When leading Dunedin law firm Gallaway Cook Allan moved uptown to what might be loosely termed the city’s ‘warehouse district’, eyebrows were raised among both their professional colleagues and – perhaps – the firm’s clients, too.
But there was nothing to fear, despite the fact that the move was one that took the firm boldly both into the past by way of its relocation but, much more importantly, into the future in terms of it’s growth, adoption of a paperless operation and a high-tech, campus-cool atmosphere.
Moving from premises spread over five floors downtown, the firm took the bold step of moving into the warehouse precinct with a move that has stimulated continued development into the area by other businesses.
Gallaway Cook’s requirements required a buy-in from the building owner, but he was happy to develop something into an exciting space for the firm to work. With a small group of three partners, CEO Matt Gorman the team moved ahead with the plan that pushed the boundaries both design-wise and in terms of what some of the older partners were expecting.
It worked and it worked well. The clients are happy. The lawyers are happy. And the designers and architects are happy with accolades and awards following the move.
Gallaway Cook Allan CEO Matt Gorman (pictured above at front in ‘the move’ to the new offices) has worked in offices in the UK, Europe and the United States and says the new space in Dunedin “is as good as anywhere I’ve every worked”.
The modern space in the older quarter resemble something quite different from the traditional law firm.
Using the natural light and space of the warehouse permitted the firm to create similarly light and open space, suitable for clients and lawyers alike.
With a large floor plate of 1800 square metres with the central atrium and the division of spaces, the light, airy offices create a special feeling of space for those working or visiting the area.
As well, the firm was able to make the most of the natural finishes, like brick and timber, evidenced in the boardroom area.
The firm’s strong move into a technically advanced, paperless office environment has also seen cloud-based phone and practice management systems and touch screens in meeting rooms and a huge, markeable screen in the boardroom (below).
The space has a ‘public hub’ and a ‘winter garden’ which is described as an ‘ambiguous space’ where both staff and clients can mix, creating what Matt Gorman says is a friendly, welcoming environment.

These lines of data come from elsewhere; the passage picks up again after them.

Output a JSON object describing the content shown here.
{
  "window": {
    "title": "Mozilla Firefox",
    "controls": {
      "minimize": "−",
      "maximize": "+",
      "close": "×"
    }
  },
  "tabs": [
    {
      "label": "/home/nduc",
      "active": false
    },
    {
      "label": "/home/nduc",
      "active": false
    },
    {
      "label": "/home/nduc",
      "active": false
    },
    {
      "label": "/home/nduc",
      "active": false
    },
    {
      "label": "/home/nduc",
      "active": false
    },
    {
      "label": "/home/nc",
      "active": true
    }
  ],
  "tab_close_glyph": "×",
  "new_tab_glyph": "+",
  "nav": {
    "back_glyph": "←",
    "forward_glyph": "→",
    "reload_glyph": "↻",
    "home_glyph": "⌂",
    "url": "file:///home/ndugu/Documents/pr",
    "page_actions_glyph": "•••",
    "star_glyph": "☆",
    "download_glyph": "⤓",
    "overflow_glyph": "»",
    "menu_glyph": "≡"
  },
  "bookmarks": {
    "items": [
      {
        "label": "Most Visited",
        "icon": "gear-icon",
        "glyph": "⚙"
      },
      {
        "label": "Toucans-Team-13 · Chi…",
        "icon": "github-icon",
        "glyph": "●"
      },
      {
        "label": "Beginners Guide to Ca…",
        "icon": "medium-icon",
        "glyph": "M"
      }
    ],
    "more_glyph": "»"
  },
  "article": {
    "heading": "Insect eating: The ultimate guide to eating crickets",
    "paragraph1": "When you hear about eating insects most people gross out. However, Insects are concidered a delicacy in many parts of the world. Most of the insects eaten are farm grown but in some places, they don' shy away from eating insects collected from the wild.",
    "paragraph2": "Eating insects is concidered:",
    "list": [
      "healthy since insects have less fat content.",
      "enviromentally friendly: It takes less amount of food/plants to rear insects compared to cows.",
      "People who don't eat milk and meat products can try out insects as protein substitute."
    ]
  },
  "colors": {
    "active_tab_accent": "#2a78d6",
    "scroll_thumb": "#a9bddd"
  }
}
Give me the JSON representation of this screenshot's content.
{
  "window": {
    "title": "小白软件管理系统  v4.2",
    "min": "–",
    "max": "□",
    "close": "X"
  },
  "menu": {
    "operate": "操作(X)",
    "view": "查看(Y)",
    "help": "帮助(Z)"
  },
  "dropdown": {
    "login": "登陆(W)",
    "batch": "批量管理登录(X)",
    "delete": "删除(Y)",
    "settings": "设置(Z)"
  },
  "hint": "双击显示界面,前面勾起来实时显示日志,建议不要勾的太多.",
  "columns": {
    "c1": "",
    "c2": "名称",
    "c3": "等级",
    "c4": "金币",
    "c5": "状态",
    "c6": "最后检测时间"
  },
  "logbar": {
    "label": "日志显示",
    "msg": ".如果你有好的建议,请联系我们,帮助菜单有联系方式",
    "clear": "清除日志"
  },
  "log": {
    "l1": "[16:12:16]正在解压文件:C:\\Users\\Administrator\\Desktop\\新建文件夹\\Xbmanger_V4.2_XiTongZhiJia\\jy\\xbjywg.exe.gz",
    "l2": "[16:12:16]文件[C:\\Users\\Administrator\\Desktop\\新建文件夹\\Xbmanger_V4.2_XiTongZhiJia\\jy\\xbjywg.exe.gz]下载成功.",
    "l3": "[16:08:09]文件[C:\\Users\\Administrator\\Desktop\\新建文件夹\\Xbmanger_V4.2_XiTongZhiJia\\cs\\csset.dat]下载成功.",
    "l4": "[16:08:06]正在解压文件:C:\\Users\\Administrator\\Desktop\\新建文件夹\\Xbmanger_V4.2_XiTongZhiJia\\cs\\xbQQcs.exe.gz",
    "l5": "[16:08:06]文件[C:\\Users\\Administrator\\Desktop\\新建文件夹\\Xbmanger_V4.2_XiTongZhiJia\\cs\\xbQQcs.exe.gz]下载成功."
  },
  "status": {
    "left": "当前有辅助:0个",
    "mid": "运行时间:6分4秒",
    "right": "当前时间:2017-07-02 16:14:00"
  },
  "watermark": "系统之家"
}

The working hub is open plan, but the firm were well aware that some partners did not want to sit and work in open spaces, leaving a 50/50 split with 10 offices and four ‘pods’ in the open plan space with sit-or-stand offices.
As well, there are separate areas to meet as well as library space.
“There are plenty of places to go to meet or talk,” says Matt Gorman.
The firm has gone so far as to set up it’s own beer in the Wintergarden, creating something that is both unique for the firm, as well as the clients and creates a social atmosphere with a distinctive point of difference.